My autistic teenage son wants to make a 4-H string art project for the second year in a row. Last year his nails were bent, crooked, and pointing in all directions. He hammered small nails into plywood. Is there something he can do differently to obtain better results? He wasn’t thrilled with his results, but he is also not a flexible enough thinker to come up with a better solution on his own. Thank you in advance for the advice.
Would he be ok with you helping with a bit of prep work? If you start with a very small nail or awl, you could create 1/2 holes. They might hold the nails in place & prevent bending…
Is that his work, the tree? It’s beautiful.
Has he tried holding the nail with needlenose pliers vs with fingers? Maybe even pliers that are not tapered so he can lay them flat against the wood to aid in a 90 degree angle?
What about using a pine board… softer than plywood and easier to hammer nails into… less force = fewer bent nails!

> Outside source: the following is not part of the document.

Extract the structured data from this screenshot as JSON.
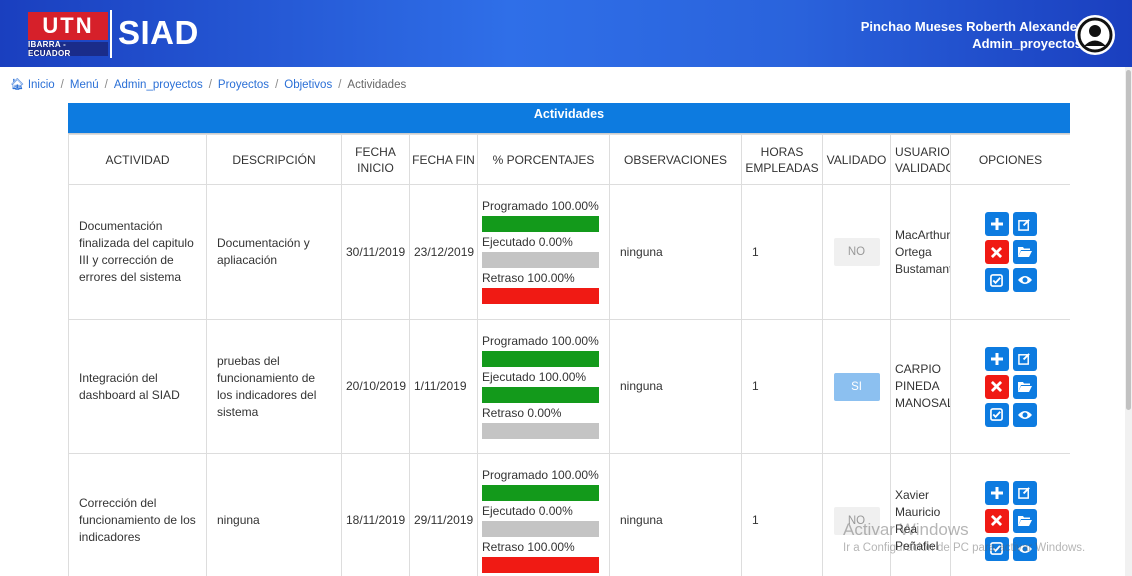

Thank you both for your advice. No, this is not his photo. I got it from a Google search so rhe post would get more attention. I should have made that disclaimer. His doesn’t look nearly this good.
If he’s open to having you prep you can either drill a little pilot hole to help it start, or even use a thumbtack to get the hole started. Then, for keeping them straight and in place without endangering fingers, I like the bobbypin method (not my picture):
This is how I showed cub scouts how to hold nails. Then downgrade his hammer - too heavy and he’ll go too deep too fast and not have time to correct for bent/sideways nails. A small hammer and many gentle taps is a better bet.
And I agree with the different wood. Hammering into plywood can be tricky even for experienced folks. The different layers can hide defects that turn even a held straight nail. Try some pine project board.
Oh yes, I meant to suggest a smaller hammer!
Great idea to hold with pliers or Bobby pin, I’m going to remember the Bobby pin trick forever.
I saw a tip where you can use a comb to space out the nails evenly and nail them into place…tape the comb to the wood, put the nails evenly in the teeth, which holds them, then hammer gently.
Maybe try thumbtacks instead? The clear ones hide better, but the injected plastic are stronger.
Or you can make pilot holes and then it’s easier to hammer in?